[Data records for software interfaces]

......

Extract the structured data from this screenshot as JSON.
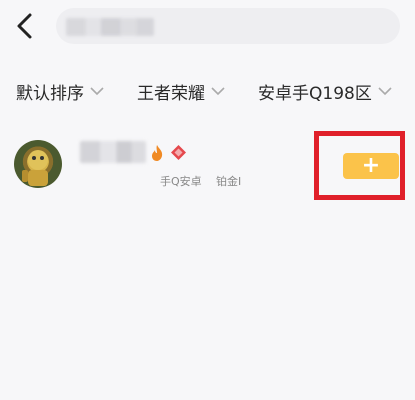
{
  "filters": [
    {
      "label": "默认排序",
      "icon": "chevron-down-icon"
    },
    {
      "label": "王者荣耀",
      "icon": "chevron-down-icon"
    },
    {
      "label": "安卓手Q198区",
      "icon": "chevron-down-icon"
    }
  ],
  "results": [
    {
      "platform": "手Q安卓",
      "rank": "铂金I",
      "icons": [
        "flame-icon",
        "gem-icon"
      ],
      "add_label": "+"
    }
  ],
  "colors": {
    "background": "#f7f7f9",
    "add_button": "#fbc34a",
    "highlight_box": "#e0202a",
    "gem": "#e5484d",
    "flame": "#f08a24"
  }
}
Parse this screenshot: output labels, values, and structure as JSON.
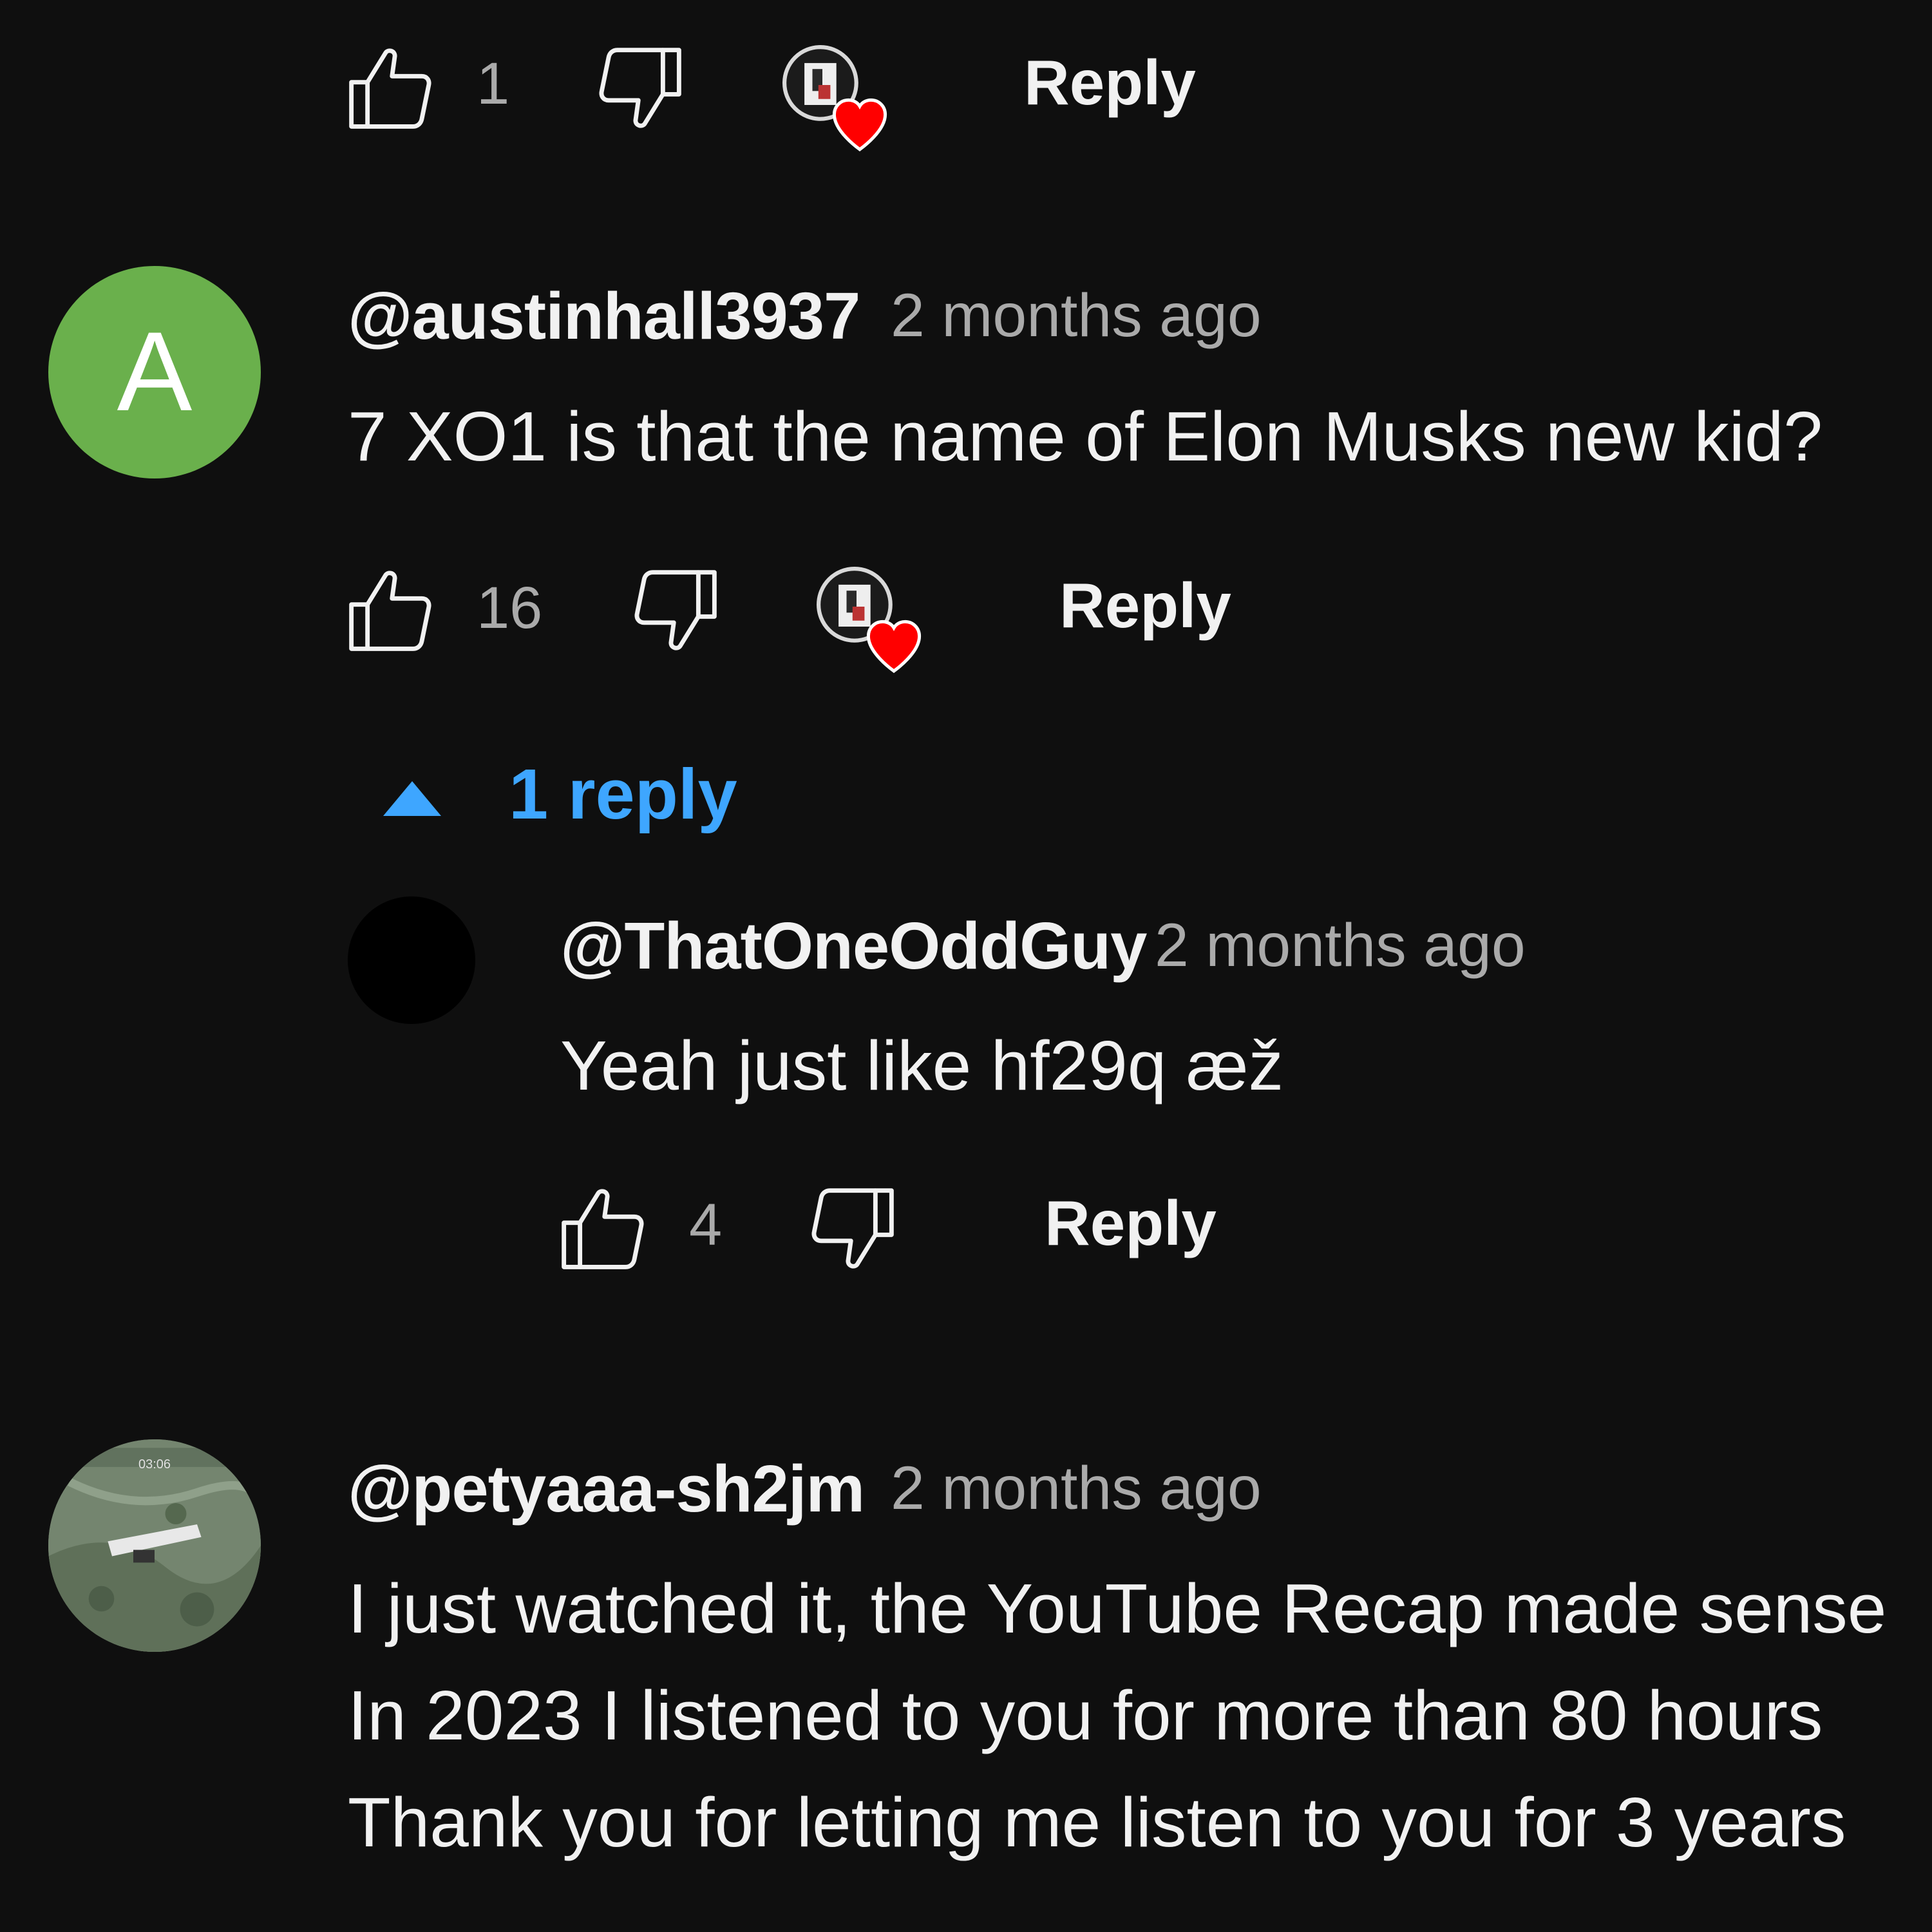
{
  "comments": [
    {
      "actions": {
        "like_count": "1",
        "reply_label": "Reply",
        "creator_heart": true
      }
    },
    {
      "author": "@austinhall3937",
      "time": "2 months ago",
      "avatar_letter": "A",
      "avatar_color": "#6ab04c",
      "text": "7 XO1 is that the name of Elon Musks new kid?",
      "actions": {
        "like_count": "16",
        "reply_label": "Reply",
        "creator_heart": true
      },
      "replies_toggle": {
        "label": "1 reply",
        "icon": "caret-up-icon"
      },
      "replies": [
        {
          "author": "@ThatOneOddGuy",
          "time": "2 months ago",
          "avatar_color": "#000000",
          "text": "Yeah just like hf29q æž",
          "actions": {
            "like_count": "4",
            "reply_label": "Reply"
          }
        }
      ]
    },
    {
      "author": "@petyaaa-sh2jm",
      "time": "2 months ago",
      "text_lines": [
        "I just watched it, the YouTube Recap made sense",
        "In 2023 I listened to you for more than 80 hours",
        "Thank you for letting me listen to you for 3 years"
      ],
      "avatar_thumbnail_text": {
        "timer": "03:06"
      }
    }
  ],
  "colors": {
    "background": "#0f0f0f",
    "text_primary": "#f1f1f1",
    "text_secondary": "#aaaaaa",
    "link_blue": "#3ea6ff",
    "heart_red": "#ff0000"
  }
}
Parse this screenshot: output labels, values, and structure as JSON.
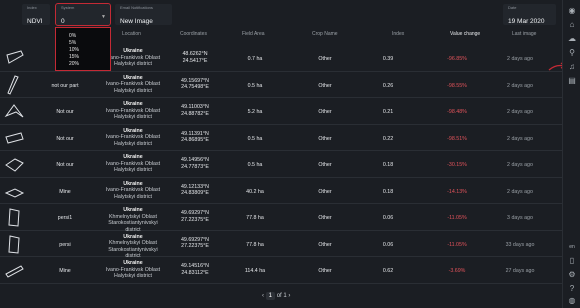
{
  "filters": {
    "index": {
      "label": "Index",
      "value": "NDVI"
    },
    "system": {
      "label": "System",
      "value": "0"
    },
    "email": {
      "label": "Email Notifications",
      "value": "New Image"
    },
    "date": {
      "label": "Date",
      "value": "19 Mar 2020"
    }
  },
  "dropdown_options": [
    "0%",
    "5%",
    "10%",
    "15%",
    "20%"
  ],
  "columns": [
    "Location",
    "Coordinates",
    "Field Area",
    "Crop Name",
    "Index",
    "Value change",
    "Last image"
  ],
  "rows": [
    {
      "name": "F...",
      "loc1": "Ukraine",
      "loc2": "Ivano-Frankivsk Oblast",
      "loc3": "Halytskyi district",
      "coord1": "48.6262°N",
      "coord2": "24.5417°E",
      "area": "0.7 ha",
      "crop": "Other",
      "index": "0.39",
      "change": "-96.85%",
      "last": "2 days ago"
    },
    {
      "name": "not our part",
      "loc1": "Ukraine",
      "loc2": "Ivano-Frankivsk Oblast",
      "loc3": "Halytskyi district",
      "coord1": "49.15697°N",
      "coord2": "24.75498°E",
      "area": "0.5 ha",
      "crop": "Other",
      "index": "0.26",
      "change": "-98.55%",
      "last": "2 days ago"
    },
    {
      "name": "Not our",
      "loc1": "Ukraine",
      "loc2": "Ivano-Frankivsk Oblast",
      "loc3": "Halytskyi district",
      "coord1": "49.11003°N",
      "coord2": "24.88782°E",
      "area": "5.2 ha",
      "crop": "Other",
      "index": "0.21",
      "change": "-98.48%",
      "last": "2 days ago"
    },
    {
      "name": "Not our",
      "loc1": "Ukraine",
      "loc2": "Ivano-Frankivsk Oblast",
      "loc3": "Halytskyi district",
      "coord1": "49.11391°N",
      "coord2": "24.86895°E",
      "area": "0.5 ha",
      "crop": "Other",
      "index": "0.22",
      "change": "-98.51%",
      "last": "2 days ago"
    },
    {
      "name": "Not our",
      "loc1": "Ukraine",
      "loc2": "Ivano-Frankivsk Oblast",
      "loc3": "Halytskyi district",
      "coord1": "49.14956°N",
      "coord2": "24.77873°E",
      "area": "0.5 ha",
      "crop": "Other",
      "index": "0.18",
      "change": "-30.15%",
      "last": "2 days ago"
    },
    {
      "name": "Mine",
      "loc1": "Ukraine",
      "loc2": "Ivano-Frankivsk Oblast",
      "loc3": "Halytskyi district",
      "coord1": "49.12133°N",
      "coord2": "24.83809°E",
      "area": "40.2 ha",
      "crop": "Other",
      "index": "0.18",
      "change": "-14.13%",
      "last": "2 days ago"
    },
    {
      "name": "persi1",
      "loc1": "Ukraine",
      "loc2": "Khmelnytskyi Oblast",
      "loc3": "Starokostiantynivskyi district",
      "coord1": "49.69297°N",
      "coord2": "27.22375°E",
      "area": "77.8 ha",
      "crop": "Other",
      "index": "0.06",
      "change": "-11.05%",
      "last": "3 days ago"
    },
    {
      "name": "persi",
      "loc1": "Ukraine",
      "loc2": "Khmelnytskyi Oblast",
      "loc3": "Starokostiantynivskyi district",
      "coord1": "49.69297°N",
      "coord2": "27.22375°E",
      "area": "77.8 ha",
      "crop": "Other",
      "index": "0.06",
      "change": "-11.05%",
      "last": "33 days ago"
    },
    {
      "name": "Mine",
      "loc1": "Ukraine",
      "loc2": "Ivano-Frankivsk Oblast",
      "loc3": "Halytskyi district",
      "coord1": "49.14516°N",
      "coord2": "24.83112°E",
      "area": "114.4 ha",
      "crop": "Other",
      "index": "0.62",
      "change": "-3.69%",
      "last": "27 days ago"
    }
  ],
  "pager": {
    "prev": "‹",
    "current": "1",
    "of": "of",
    "total": "1",
    "next": "›"
  },
  "colors": {
    "negative": "#e2535b",
    "highlight": "#c42a35"
  }
}
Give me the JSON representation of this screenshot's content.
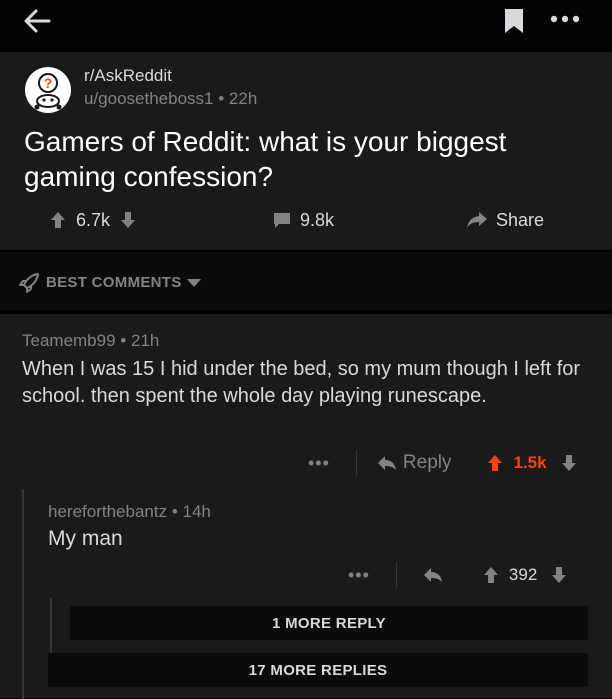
{
  "topbar": {
    "back": "back-arrow-icon",
    "bookmark": "bookmark-icon",
    "more": "more-options-icon"
  },
  "post": {
    "subreddit": "r/AskReddit",
    "author": "u/goosetheboss1",
    "age": "22h",
    "title": "Gamers of Reddit: what is your biggest gaming confession?",
    "score": "6.7k",
    "comments": "9.8k",
    "share_label": "Share"
  },
  "sort": {
    "label": "BEST COMMENTS"
  },
  "comments": [
    {
      "author": "Teamemb99",
      "age": "21h",
      "body": "When I was 15 I hid under the bed, so my mum though I left for school. then spent the whole day playing runescape.",
      "reply_label": "Reply",
      "score": "1.5k",
      "upvoted": true
    },
    {
      "author": "hereforthebantz",
      "age": "14h",
      "body": "My man",
      "score": "392",
      "upvoted": false
    }
  ],
  "more": {
    "one_more": "1 MORE REPLY",
    "seventeen_more": "17 MORE REPLIES"
  },
  "colors": {
    "upvote_active": "#ff4500",
    "muted": "#818384",
    "text": "#d7dadc",
    "card": "#1a1a1b"
  }
}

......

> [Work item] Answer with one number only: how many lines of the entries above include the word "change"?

> [Answer for the task] 10